By John Borrowman, CPC
Borrowman Baker, LLC, BV Staffing + Consulting
Gallatin, TN

Business Valuation practices across the country are beginning to feel the pinch of not having enough qualified and experienced staff.  Work is expanding faster than the supply of talent.

BV is unique in that while there are commonly-taught skills that are required to succeed in the field, there’s almost no substitute for the actual experience itself. This is what makes it so difficult to hire anyone from outside the industry for any position above entry-level. Credential-driven training, then, can be one of the most important tool employers have.

For the second of our series on the subject of training for the BV industry, we explored the new series of training being offered through the AICPA. We talked to Lindon Greene and Ron Seigneur about that training and how it evolved to its current level.

According to Seigneur, AICPA’s original education for valuing closely-held businesses was adapted from content first developed by the State of Illinois CPA Society. The training was delivered in eight one-day modules, each followed by a test of about 20 to 30 multiple choice questions. Upon completion of all eight days, attendees were awarded a Certificate of Educational Achievement, or CEA, and earned a total of 72 hours of CPE.

Greene pointed out that the CEA that attendees received was designed to recognize that they had put more effort into this particular education. Still, it wasn’t the same as an actual designation or specialty credential in this particular line of practice. And that was one important element in the discussions in 1997 when the actual ABV was being rolled out.

Seigneur was part of this discussion. He recalls some concern that the CEA could “confuse the marketplace” because there were some, apparently, who were treating it as a professional credential. About this time, a group of practitioners came together and concluded that the CEA needed to be scrapped and the ABV training “freshened up”. The eight one-day sessions were tightened up into two three-day courses and renamed the Fundamentals of Business Valuation.

Fast-forward to today. Greene and Seigneur have, again, been involved in updating AICPA’s valuation training curriculum into Business Valuation Essentials. “Notice that it’s not Fundamentals, it’s Essentials”, says Greene. “We asked ourselves what is needed, essentially, to gain the body of knowledge to initiate a practice in this area. In essence, when we look at the courses, we look at what we essentially need to teach.”

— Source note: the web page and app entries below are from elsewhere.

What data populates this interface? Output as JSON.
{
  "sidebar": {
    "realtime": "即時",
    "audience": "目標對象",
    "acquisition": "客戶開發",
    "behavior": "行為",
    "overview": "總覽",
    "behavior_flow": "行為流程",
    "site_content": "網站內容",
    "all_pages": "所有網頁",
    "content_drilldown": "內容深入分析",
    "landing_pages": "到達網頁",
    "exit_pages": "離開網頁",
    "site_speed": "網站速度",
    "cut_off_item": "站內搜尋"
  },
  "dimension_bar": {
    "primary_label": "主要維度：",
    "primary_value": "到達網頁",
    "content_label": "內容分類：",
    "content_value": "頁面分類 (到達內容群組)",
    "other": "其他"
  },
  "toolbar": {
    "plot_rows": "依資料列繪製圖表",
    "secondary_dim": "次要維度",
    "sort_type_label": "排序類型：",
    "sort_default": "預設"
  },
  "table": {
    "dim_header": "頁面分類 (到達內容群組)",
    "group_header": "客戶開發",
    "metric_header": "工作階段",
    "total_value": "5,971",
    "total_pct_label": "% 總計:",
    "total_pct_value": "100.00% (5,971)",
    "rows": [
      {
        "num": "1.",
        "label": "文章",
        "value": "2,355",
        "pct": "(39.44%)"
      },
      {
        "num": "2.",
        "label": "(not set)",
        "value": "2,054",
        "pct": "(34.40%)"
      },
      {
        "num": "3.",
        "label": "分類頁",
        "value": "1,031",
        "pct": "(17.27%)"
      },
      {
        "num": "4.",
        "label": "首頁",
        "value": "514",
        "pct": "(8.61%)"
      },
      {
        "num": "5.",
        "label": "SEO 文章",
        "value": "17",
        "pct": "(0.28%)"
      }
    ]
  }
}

The new BVE curriculum includes six single-day courses. The first five discuss valuation theory, applications, best practice methods, and controversies through easily understood text, numerous examples, and exercises. The sixth course is a case study (based on a real-life valuation) that ties together the applications, methods and controversies from the previous courses. In addition to the Essentials curriculum, there are courses that cover cost of capital, discounts and premiums, and goodwill and intangible assets. Seigneur explained that part of the rationale for returning to single-day courses was to make it easier for the various state CPA societies to schedule them for their members. At the same time, AICPA is testing a “boot camp” concept that offers all six courses consecutively. The next scheduled boot camp is in Dallas, in September.

As contrasted with the ASA credential, obtaining the ABV credential does not require applicants to have taken certain courses before sitting for the exam. Both Greene and Seigneur highly recommend the BVE series, however, as a precursor to the exam. Seigneur goes a step further to say that “to be sound as practitioners is more important than being able to pass the exam”.

For those practitioners who feel they can skip these essentials, there is a separate stand-alone course that reviews the Content Specification Outline (CSO) which forms the heart of the exam.

Neither Greene nor Seigneur feels that the 86 hours of courses developed so far reaches the limit of what they’d like to see in professional education for valuation practitioners. Both admit they’ve had their hands full with the development of these courses, however. While they have ideas for what might be next, further development takes a back seat to getting the BVE series rolled out.

More information about the Business Valuation Essentials course series and the ABV credential can be found by going to the Business Valuation and Forensic & Litigation Services Center on the AICPA website.

John Borrowman